Migraine is more than a biological category
You know the old philosophical riddle: If a tree falls in a forest and nobody is there to hear it, will it make a sound?
Well, there’s a similar idea in sociology (although maybe a bit less catchy): a “social problem” does not exist until it is named, identified, and publicly recognized.
Migraine is a good case-in-point, as I learned at last week’s Headache on the Hill event, sponsored by the Alliance for Headache Disorders Advocacy.
Twenty per cent of women and 6 per cent men will experience a debilitating migraine this year. Four per cent of American adults experience a headache disorder more than fifteen days per month. Migraine costs an estimated our government an estimated $32 billion dollars per year in lost productivity and healthcare costs. According to the World Health Organization, migraine is the 19th most significant cause of disability worldwide and the 12th most significant cause of disability for women.
That sounds like a social problem to me.
And yet public response has been rather weak. In any given year, the National Institutes of Health (NIH) spends at most $15 million dollars on migraine-related research. Other headache disorders, like chronic daily headache and cluster headache, receive almost no public funding at all. Compare this to federal funding research on epilepsy ($105 million), asthma ($294 million), or ovarian cancer ($103 million). Migraine is just as important as those diseases — and, by some measures, presents even more of a burden to our society. But our federal government hasn’t yet recognized it as a problem that deserves research dollars on par with other diseases.
The next obvious question is why? I think it’s important to recognize that conditions like migraine are more than biological categories — they are also political entities. Washington DC is filled with disease interest groups that lobby the federal government for more money. There are huge advocacy efforts behind the research dollars spent on epilepsy, asthma and ovarian cancer.
The Alliance for Headache Disorders Advocacy is in its fourth year of doing just this — asking Congress to fund headache additional headache research. These kinds of claimsmaking activities are crucial in the process of transforming conditions like migraine into social problems -- that is, problems that our whole community rallies around, supports and funds

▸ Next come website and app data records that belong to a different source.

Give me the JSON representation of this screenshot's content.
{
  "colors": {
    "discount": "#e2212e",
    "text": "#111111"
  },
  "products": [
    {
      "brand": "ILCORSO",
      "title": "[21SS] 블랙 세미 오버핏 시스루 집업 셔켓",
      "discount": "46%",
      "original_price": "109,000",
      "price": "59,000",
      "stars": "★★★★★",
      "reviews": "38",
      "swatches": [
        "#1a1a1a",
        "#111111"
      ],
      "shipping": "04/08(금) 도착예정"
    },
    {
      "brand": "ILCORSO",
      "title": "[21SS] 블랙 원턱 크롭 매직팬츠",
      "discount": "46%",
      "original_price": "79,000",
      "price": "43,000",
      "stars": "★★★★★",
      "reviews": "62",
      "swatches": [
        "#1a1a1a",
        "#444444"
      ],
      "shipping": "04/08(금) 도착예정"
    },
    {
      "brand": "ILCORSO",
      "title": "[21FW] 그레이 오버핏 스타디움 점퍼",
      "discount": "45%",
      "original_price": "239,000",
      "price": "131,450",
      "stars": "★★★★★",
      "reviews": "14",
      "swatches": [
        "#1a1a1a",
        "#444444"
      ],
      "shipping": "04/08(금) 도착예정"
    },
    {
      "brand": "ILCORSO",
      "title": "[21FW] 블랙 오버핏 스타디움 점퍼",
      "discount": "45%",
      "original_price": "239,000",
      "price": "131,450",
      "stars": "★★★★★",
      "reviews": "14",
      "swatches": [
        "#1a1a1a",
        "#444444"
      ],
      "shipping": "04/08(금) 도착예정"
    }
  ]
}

 All figures come from FY2007. Robert E. Shapiro and Peter J. Goadsby, "The Long Drought: The Dearth of Public Funding for Headache Research," Cephalalgia 27 (2007).
How much has your migraine disease changed or evolved over time?